Mangos are the most popular fruit in the world and have made big sales gains in the United States during recent years. The year-round availability of the crop from many different countries is an important factor in that growth, and the mango importers work hard to create a smooth transition from one production area to the next.
But that doesn’t mean that all areas are the same. In fact, Bill Vogel, president of Tavilla Sales Co. of Los Angeles, said that the South American deal has unique challenges that are quite a bit different from what confronts the Mexican mango deal, which is the main supplier of mangos to the United States from early spring through the summer. While some Mexico mangos from the Yucatan Peninsula are shipped by sea into Miami, the vast majority of loads sent to the United States come by truck through Nogales, AZ, or McAllen, TX.

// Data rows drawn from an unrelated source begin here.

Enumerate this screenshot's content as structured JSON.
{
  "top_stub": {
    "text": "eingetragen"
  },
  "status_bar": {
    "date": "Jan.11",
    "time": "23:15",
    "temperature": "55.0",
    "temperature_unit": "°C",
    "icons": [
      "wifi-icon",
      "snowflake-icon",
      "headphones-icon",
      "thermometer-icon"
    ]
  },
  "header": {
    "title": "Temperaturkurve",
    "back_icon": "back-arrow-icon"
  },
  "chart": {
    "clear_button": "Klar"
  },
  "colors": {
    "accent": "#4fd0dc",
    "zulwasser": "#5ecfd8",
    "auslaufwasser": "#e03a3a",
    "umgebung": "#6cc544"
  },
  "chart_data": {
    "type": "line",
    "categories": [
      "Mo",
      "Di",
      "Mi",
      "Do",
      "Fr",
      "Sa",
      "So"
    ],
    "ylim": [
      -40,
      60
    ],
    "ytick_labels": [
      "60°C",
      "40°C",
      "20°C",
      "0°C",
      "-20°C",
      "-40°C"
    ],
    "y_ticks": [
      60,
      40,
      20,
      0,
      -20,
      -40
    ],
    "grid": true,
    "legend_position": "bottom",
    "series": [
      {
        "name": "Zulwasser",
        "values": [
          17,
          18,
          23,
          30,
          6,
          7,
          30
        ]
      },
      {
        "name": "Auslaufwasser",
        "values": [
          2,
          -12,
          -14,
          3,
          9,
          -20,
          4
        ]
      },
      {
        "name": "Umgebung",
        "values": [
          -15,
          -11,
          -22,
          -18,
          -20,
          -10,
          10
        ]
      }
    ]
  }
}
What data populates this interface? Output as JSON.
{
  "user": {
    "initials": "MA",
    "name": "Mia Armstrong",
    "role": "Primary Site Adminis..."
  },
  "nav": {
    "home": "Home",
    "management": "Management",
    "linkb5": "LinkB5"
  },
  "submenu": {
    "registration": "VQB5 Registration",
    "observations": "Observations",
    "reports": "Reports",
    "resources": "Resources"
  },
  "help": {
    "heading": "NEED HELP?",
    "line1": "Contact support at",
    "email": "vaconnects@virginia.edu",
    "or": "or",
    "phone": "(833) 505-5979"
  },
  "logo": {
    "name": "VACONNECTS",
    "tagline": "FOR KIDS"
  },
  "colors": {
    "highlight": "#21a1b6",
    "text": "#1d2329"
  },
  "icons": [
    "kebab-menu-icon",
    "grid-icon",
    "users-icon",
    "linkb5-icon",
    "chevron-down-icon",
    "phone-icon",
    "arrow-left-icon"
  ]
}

While that has its challenges, it is far different from what faces South American mango shippers. “Mexico mangos can be packed one day and be into the United States the next day,” Mr. Vogel said. “From South America, the growers and shippers have to be much more organized and much more sophisticated. They have to grow, pick and pack to meet the ships’ schedules. The growers down there have to work with the steamship companies well in advance, which makes it a much more complicated deal.”

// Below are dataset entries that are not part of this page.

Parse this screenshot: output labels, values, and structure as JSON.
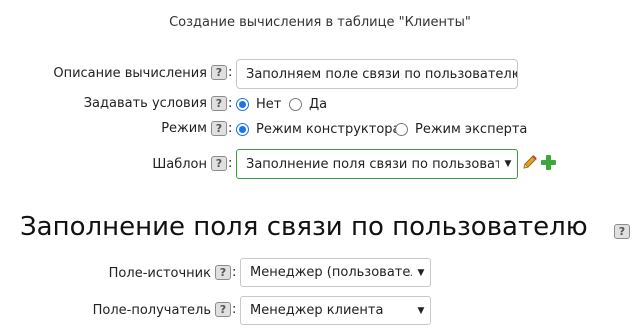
{
  "page_title": "Создание вычисления в таблице \"Клиенты\"",
  "description": {
    "label": "Описание вычисления",
    "help": "?",
    "value": "Заполняем поле связи по пользователю"
  },
  "conditions": {
    "label": "Задавать условия",
    "help": "?",
    "options": [
      "Нет",
      "Да"
    ],
    "selected": "Нет"
  },
  "mode": {
    "label": "Режим",
    "help": "?",
    "options": [
      "Режим конструктора",
      "Режим эксперта"
    ],
    "selected": "Режим конструктора"
  },
  "template": {
    "label": "Шаблон",
    "help": "?",
    "value": "Заполнение поля связи по пользователю",
    "edit_icon": "pencil-icon",
    "add_icon": "plus-icon",
    "accent": "#3b9e3b"
  },
  "section": {
    "title": "Заполнение поля связи по пользователю",
    "help": "?"
  },
  "source_field": {
    "label": "Поле-источник",
    "help": "?",
    "value": "Менеджер (пользователь)"
  },
  "target_field": {
    "label": "Поле-получатель",
    "help": "?",
    "value": "Менеджер клиента"
  },
  "colors": {
    "radio_accent": "#1a73e8",
    "plus": "#3aa83a",
    "pencil": "#e0a030"
  }
}
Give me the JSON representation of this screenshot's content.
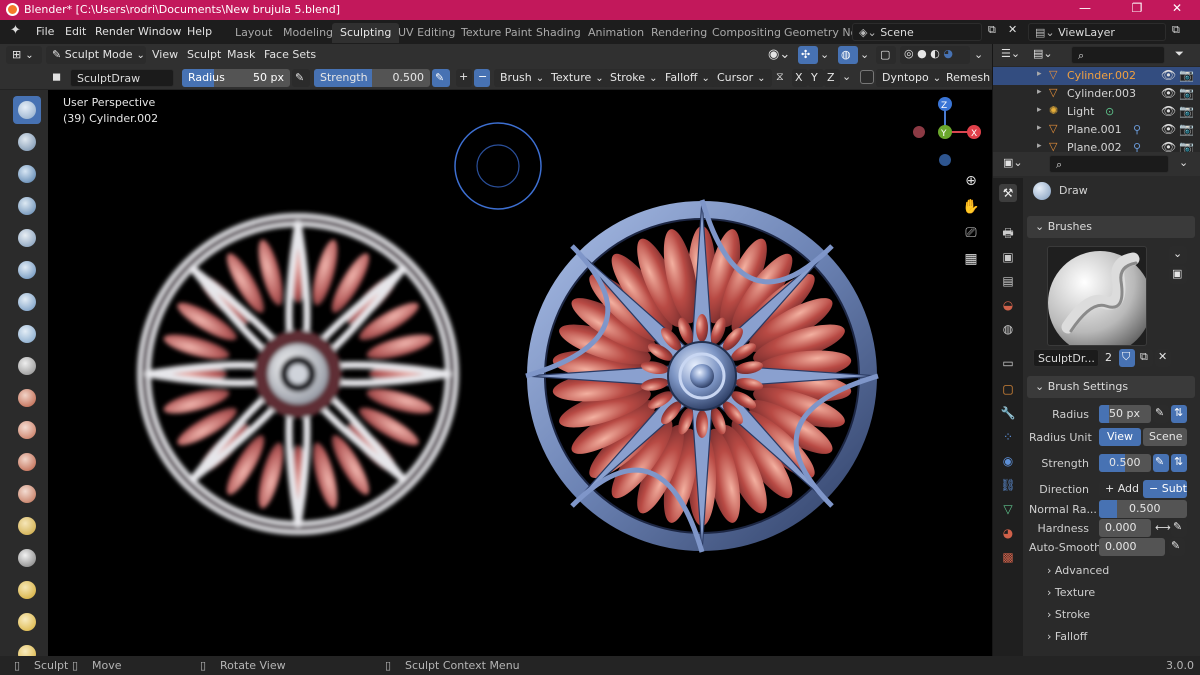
{
  "titlebar": {
    "title": "Blender* [C:\\Users\\rodri\\Documents\\New brujula 5.blend]",
    "minimize": "—",
    "maximize": "❐",
    "close": "✕"
  },
  "menu": {
    "file": "File",
    "edit": "Edit",
    "render": "Render",
    "window": "Window",
    "help": "Help"
  },
  "workspaces": [
    "Layout",
    "Modeling",
    "Sculpting",
    "UV Editing",
    "Texture Paint",
    "Shading",
    "Animation",
    "Rendering",
    "Compositing",
    "Geometry No"
  ],
  "active_workspace": "Sculpting",
  "scene": {
    "name": "Scene",
    "view_layer": "ViewLayer"
  },
  "header": {
    "mode": "Sculpt Mode",
    "view": "View",
    "sculpt": "Sculpt",
    "mask": "Mask",
    "face_sets": "Face Sets"
  },
  "toolheader": {
    "brush_name": "SculptDraw",
    "radius_label": "Radius",
    "radius_value": "50 px",
    "strength_label": "Strength",
    "strength_value": "0.500",
    "brush": "Brush",
    "texture": "Texture",
    "stroke": "Stroke",
    "falloff": "Falloff",
    "cursor": "Cursor",
    "axis_x": "X",
    "axis_y": "Y",
    "axis_z": "Z",
    "dyntopo": "Dyntopo",
    "remesh": "Remesh"
  },
  "viewport": {
    "perspective": "User Perspective",
    "object_info": "(39) Cylinder.002",
    "axis_x": "X",
    "axis_y": "Y",
    "axis_z": "Z"
  },
  "outliner": {
    "items": [
      {
        "name": "Cylinder.002",
        "selected": true,
        "icon": "mesh-icon"
      },
      {
        "name": "Cylinder.003",
        "selected": false,
        "icon": "mesh-icon"
      },
      {
        "name": "Light",
        "selected": false,
        "icon": "light-icon"
      },
      {
        "name": "Plane.001",
        "selected": false,
        "icon": "mesh-icon"
      },
      {
        "name": "Plane.002",
        "selected": false,
        "icon": "mesh-icon"
      }
    ]
  },
  "properties": {
    "tool_name": "Draw",
    "brushes_panel": "Brushes",
    "brush_datablock": "SculptDr...",
    "brush_users": "2",
    "brush_settings_panel": "Brush Settings",
    "radius_label": "Radius",
    "radius_value": "50 px",
    "radius_unit_label": "Radius Unit",
    "radius_unit_view": "View",
    "radius_unit_scene": "Scene",
    "strength_label": "Strength",
    "strength_value": "0.500",
    "direction_label": "Direction",
    "direction_add": "+ Add",
    "direction_subtract": "− Subt...",
    "normal_radius_label": "Normal Ra...",
    "normal_radius_value": "0.500",
    "hardness_label": "Hardness",
    "hardness_value": "0.000",
    "auto_smooth_label": "Auto-Smooth",
    "auto_smooth_value": "0.000",
    "subpanels": [
      "Advanced",
      "Texture",
      "Stroke",
      "Falloff"
    ]
  },
  "statusbar": {
    "sculpt": "Sculpt",
    "move": "Move",
    "rotate": "Rotate View",
    "context": "Sculpt Context Menu",
    "version": "3.0.0"
  },
  "colors": {
    "accent": "#4772b3",
    "titlebar": "#c2185b",
    "petal": "#b24a44",
    "frame": "#6f86b8"
  }
}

Additionally, the fruit in many of the South American production areas is packed at large, independently owned packing plants where the packer might be working with a half-dozen or more labels at any one time. Again, coordination is the key. For the most part, Mexican growers own their own packingsheds and have greater control over their own fruit.
Mr. Vogel said that the South American mango shippers do have an advantage in that they have the ability to ship their fruit to other markets around the world. While almost all of the Mexico mangos destined for export end up in the United States, that is not the case for Brazil, Ecuador or Peru mangos. Both Europe and Asia are big customers of South America mangos and take as much as 50 percent of the mango volume that is exported. There is also a strong domestic market, especially in Brazil.
Mr. Vogel said that these factors combine to give South American mango shippers both higher costs and extra leverage when making U.S. sales. Because they have other options, exporters will not send their fruit to the United States if the market is too low.
In mid-September, Tavilla was sourcing from Brazil and also was buying a few mangos from the only commercial mango production in California. “They’ve got a pretty good deal down at Corona College Heights [in California],” said Mr. Vogel. “It’s a short deal, but they get a very good price for those local mangos.”
Mr. Vogel expects both Ecuador and Brazil to have fairly normal-sized crops this year, but said that it was too early to forecast the size of the Peruvian deal this year. “Peru sends us fruit in January, February and March,” he said. “For much of that deal, the fruit hasn’t set yet. It won’t set until October or November, so nobody can tell you this early how big the crop will be.”